Entries from a dataset of interfaces
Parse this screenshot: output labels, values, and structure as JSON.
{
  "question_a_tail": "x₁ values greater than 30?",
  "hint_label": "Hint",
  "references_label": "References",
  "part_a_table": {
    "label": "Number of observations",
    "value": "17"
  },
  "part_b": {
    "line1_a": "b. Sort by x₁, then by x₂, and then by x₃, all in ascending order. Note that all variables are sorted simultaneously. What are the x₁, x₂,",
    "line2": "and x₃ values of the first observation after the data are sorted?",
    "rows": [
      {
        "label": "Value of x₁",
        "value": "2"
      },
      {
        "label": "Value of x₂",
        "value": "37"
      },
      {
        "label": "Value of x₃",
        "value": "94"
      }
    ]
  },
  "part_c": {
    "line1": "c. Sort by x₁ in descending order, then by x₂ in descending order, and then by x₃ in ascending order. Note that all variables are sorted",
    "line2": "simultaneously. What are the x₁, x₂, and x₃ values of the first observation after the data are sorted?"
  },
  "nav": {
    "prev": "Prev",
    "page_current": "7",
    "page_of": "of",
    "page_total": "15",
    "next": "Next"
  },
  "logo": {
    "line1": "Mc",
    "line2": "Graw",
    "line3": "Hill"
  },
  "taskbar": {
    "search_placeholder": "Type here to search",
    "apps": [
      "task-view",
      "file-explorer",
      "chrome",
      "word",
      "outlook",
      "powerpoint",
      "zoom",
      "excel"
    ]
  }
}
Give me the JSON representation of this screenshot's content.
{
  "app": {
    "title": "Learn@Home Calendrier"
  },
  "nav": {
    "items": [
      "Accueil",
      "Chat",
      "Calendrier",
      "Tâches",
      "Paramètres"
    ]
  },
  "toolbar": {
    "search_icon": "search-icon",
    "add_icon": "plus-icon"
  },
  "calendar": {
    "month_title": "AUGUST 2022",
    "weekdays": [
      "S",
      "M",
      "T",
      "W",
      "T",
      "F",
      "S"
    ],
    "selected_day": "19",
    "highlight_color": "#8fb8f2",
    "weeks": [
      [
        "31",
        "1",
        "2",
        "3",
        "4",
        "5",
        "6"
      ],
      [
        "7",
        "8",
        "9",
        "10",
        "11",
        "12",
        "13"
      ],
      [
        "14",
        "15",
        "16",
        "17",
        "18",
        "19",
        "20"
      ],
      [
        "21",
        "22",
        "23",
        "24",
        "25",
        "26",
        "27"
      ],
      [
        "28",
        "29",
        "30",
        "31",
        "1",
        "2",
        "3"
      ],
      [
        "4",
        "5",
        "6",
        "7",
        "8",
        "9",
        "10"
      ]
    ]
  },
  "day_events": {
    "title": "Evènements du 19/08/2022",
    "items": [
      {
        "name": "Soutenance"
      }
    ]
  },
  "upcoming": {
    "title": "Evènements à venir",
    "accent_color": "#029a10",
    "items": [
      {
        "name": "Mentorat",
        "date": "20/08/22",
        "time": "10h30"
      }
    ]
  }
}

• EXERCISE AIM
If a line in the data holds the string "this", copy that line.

• REPLY TO THE EXERCISE
Parse this screenshot: output labels, values, and structure as JSON.
Give me the JSON representation of this screenshot's content.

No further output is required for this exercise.